We offer health insurance options in Tennessee. You can jump right in and start shopping plans using our advanced easy to use technology, or browse around to learn more.
Since each state abides by its own Department of Insurance laws, healthcare specifics like pricing, qualifications, and options vary depending on where you live. This means that some states are more flexible in terms of coverage and costs than others. So before you select a healthcare plan for you and your family, it’s best to get to know your options in the state of Tennessee.
If you are looking for health insurance in Tennessee, then you have several options to select from. You can get coverage through the workplace, public programs like Medicare or Medicaid, the state’s exchange, or the private marketplace.
Tennessee does not require health insurance, so they don’t enforce an individual mandate that fines you for going uninsured. But since life can get unpredictable, choosing coverage is one of the best decisions you can make. When selecting a health insurance plan, you have two options:
Qualified plans are plans that are compliant with the Affordable Care Act, which cover the ten Essential Health Benefits, a guarantee that covers specific healthcare costs no matter your age, location, or health status.
Non-qualified plans do not follow federal health requirements, but they are less expensive plans that are offered through the private marketplace and offer variations on its coverage.
If you choose a qualified plan, you can enroll through HealthCare.Gov, a private exchange like AHiX, or directly with an insurance carrier during the annual Open Enrollment period. On the other hand, non-qualified plans are offered on a private exchange, following different enrollment schedules, meaning you can enroll any time of year.

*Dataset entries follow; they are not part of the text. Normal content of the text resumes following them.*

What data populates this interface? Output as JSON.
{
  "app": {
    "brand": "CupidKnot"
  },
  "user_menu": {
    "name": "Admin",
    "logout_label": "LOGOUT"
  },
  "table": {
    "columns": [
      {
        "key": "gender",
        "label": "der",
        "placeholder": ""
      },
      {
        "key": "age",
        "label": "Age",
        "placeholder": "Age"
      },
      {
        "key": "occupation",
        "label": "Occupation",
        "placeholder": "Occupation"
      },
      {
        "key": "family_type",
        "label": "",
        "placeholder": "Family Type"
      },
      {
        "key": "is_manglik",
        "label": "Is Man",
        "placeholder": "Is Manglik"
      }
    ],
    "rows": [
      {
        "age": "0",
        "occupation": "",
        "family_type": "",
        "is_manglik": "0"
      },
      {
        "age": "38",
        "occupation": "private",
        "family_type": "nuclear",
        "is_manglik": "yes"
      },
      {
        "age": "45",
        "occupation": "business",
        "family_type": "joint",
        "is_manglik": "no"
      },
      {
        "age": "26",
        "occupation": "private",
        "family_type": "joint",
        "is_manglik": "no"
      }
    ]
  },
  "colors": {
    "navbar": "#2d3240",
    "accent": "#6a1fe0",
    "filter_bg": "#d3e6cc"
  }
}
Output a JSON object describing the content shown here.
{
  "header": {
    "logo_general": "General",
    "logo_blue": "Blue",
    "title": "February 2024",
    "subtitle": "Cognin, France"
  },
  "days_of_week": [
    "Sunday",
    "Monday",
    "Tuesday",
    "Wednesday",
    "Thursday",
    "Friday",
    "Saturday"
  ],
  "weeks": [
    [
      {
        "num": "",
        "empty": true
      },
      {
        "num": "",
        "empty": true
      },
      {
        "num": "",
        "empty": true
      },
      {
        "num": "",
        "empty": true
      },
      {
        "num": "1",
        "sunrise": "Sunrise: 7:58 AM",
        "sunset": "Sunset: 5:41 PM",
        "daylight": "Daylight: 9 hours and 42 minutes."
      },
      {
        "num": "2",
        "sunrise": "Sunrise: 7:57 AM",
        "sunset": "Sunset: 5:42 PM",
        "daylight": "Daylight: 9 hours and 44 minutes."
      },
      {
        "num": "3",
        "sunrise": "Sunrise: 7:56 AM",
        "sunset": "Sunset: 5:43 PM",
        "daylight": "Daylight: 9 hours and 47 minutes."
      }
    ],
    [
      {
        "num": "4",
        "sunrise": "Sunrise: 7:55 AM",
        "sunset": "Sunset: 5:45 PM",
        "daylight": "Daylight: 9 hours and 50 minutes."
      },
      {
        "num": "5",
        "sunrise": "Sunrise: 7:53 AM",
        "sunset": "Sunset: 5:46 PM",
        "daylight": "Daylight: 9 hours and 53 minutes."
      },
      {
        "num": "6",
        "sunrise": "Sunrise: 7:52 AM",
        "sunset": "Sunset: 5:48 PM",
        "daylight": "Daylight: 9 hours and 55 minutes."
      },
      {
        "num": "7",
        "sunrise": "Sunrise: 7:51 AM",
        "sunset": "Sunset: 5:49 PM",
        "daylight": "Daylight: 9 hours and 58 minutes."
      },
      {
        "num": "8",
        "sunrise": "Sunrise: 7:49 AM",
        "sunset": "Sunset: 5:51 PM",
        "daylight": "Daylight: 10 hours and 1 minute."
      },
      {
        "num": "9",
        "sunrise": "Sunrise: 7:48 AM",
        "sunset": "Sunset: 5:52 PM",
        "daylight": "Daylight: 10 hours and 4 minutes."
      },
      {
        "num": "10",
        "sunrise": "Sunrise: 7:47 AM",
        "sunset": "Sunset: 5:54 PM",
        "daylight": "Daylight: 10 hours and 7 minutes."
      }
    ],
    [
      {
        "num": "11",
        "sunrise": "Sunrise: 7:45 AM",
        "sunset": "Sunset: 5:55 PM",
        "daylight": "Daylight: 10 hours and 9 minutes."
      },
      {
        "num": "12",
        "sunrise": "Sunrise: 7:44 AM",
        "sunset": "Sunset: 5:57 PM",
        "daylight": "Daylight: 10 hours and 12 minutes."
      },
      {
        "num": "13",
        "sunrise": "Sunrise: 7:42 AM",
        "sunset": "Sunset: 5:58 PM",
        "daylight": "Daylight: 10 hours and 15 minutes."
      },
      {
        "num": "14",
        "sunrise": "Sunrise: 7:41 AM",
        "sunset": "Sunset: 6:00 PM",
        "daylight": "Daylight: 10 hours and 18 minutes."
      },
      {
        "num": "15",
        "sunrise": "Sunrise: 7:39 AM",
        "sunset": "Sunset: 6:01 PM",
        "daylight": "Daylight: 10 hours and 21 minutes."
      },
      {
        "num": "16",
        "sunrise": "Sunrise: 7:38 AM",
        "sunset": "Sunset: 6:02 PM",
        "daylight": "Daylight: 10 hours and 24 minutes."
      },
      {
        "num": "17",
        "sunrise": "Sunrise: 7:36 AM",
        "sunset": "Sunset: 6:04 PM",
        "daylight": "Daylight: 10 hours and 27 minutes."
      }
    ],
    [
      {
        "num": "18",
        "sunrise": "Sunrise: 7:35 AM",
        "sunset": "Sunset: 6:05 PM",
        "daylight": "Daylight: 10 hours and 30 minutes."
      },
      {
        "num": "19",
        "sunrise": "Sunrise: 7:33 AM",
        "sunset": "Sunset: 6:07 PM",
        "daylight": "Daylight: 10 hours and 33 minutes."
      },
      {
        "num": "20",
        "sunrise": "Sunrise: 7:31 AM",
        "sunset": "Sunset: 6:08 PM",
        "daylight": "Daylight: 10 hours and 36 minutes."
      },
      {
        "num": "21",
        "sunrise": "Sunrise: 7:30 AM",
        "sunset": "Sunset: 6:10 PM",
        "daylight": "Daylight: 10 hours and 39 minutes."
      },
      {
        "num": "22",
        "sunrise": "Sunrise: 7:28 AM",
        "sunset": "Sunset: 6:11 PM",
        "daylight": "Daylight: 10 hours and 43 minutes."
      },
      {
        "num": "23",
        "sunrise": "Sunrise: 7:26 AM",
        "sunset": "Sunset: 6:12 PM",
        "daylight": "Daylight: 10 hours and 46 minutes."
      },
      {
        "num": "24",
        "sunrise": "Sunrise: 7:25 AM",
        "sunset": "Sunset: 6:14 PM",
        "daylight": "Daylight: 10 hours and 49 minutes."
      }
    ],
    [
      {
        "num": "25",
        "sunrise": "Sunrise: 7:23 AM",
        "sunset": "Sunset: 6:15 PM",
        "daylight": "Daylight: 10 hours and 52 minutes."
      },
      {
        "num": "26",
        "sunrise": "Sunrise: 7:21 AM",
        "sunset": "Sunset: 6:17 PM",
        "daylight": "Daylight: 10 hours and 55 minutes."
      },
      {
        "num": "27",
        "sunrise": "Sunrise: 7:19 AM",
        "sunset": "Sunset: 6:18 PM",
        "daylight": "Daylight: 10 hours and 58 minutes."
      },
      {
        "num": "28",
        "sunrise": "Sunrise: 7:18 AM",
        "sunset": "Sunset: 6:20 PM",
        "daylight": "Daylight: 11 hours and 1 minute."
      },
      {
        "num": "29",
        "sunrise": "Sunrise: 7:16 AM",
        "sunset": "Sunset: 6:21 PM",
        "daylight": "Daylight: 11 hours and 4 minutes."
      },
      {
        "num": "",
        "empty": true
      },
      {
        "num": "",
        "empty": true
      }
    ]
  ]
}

Depending on what type of insurance you select will affect your individual, family, or short term coverage. First, it’s best to take the time to understand the tiers that factor into your health insurance coverage.
Having health coverage is the best way to prevent your family from going into medical debt in the event of an emergency. These types of costs are the leading cause of consumer debt and related financial problems, like bankruptcy and home foreclosure.
Health insurance is designed to help share medical costs with you until a certain point when your insurer will completely cover the rest of the expenses. That point, called the out-of-pocket limit, entirely depends on the plan and type of coverage you choose.
You can refer to the metal tiers of coverage:
40% out of pocket and 60% insurer pays
30% out of pocket and 70% insurer pays
20% out of pocket and 80% insurer pays
10% out of pocket and 90% insurer pays
As expected, the less out-of-pocket costs you have to pay, the more expensive the monthly premiums will be. You can best choose the qualified or non-qualified plan that meets your needs by evaluating what your health coverage requirements are.
Individual health insurance is a type of coverage that you purchase if you are only covering yourself. You can get this coverage directly from qualified insurers, through your employer, through the health insurance marketplace in Tennessee, through a private exchange, or by applying through public insurance options like Medicare and Medicaid.
However, Tennessee has not adapted to ACA’s Medicaid expansion. Instead, they offer a program called TennCare. Residents who want to apply for TennCare must meet specific eligibility criteria set by the state.
Under qualified plans, individuals can expect to pay these average costs for premiums (Age 40, Zip code 37010):
You may also consider non-qualified programs, which are generally less expensive and offer substantial coverage depending on what you need. Find low-cost non-qualified plans near you today.
Family health insurance is a type of coverage intended to cover both you and any dependents, like a spouse or children. You can get this coverage through a qualified insurer, through the marketplace, or your employer. Social options like Medicare and Medicaid are usually only for individuals, so they are not viable options for families.
Under qualified plans, families can expect to pay these average premium costs in Tennessee (Age 40, Zip code 37010):
A married couple with one child
A married couple with two children
A married couple with three children
If affordability is a factor, then non-qualified plans are an excellent alternative. Choosing a non-qualified plan to cover your entire family means lower monthly premiums. These are ideal for families that still want a level of coverage for unexpected accidents, illness or emergency care.
Short term health insurance is available in almost every state, including Tennessee. This type of insurance is temporary and designed to offer coverage in the event of an accident, illness, or emergency if you are not covered by a qualified plan. Because of this, they have shorter terms and do not cover pre-existing conditions.
The state automatically defaults to federal short term health insurance rules, which include:
Several health insurance companies in Tennessee offer short term plans, including:
You can easily apply online and receive notice almost immediately. In many cases, coverage begins the very next day after acceptance.
Whether you’re trying to stay within budget or find coverage that can meet all of your needs, finding the right plan for you and your family can be a frustrating process.
If you’re tired of searching for the right policy, then there’s good news: AHiX Marketplace does the work for you. AHiX is an affordable exchange where you can browse through dozens of qualified and non-qualified plans—all at the right price. Find a policy that works for you today.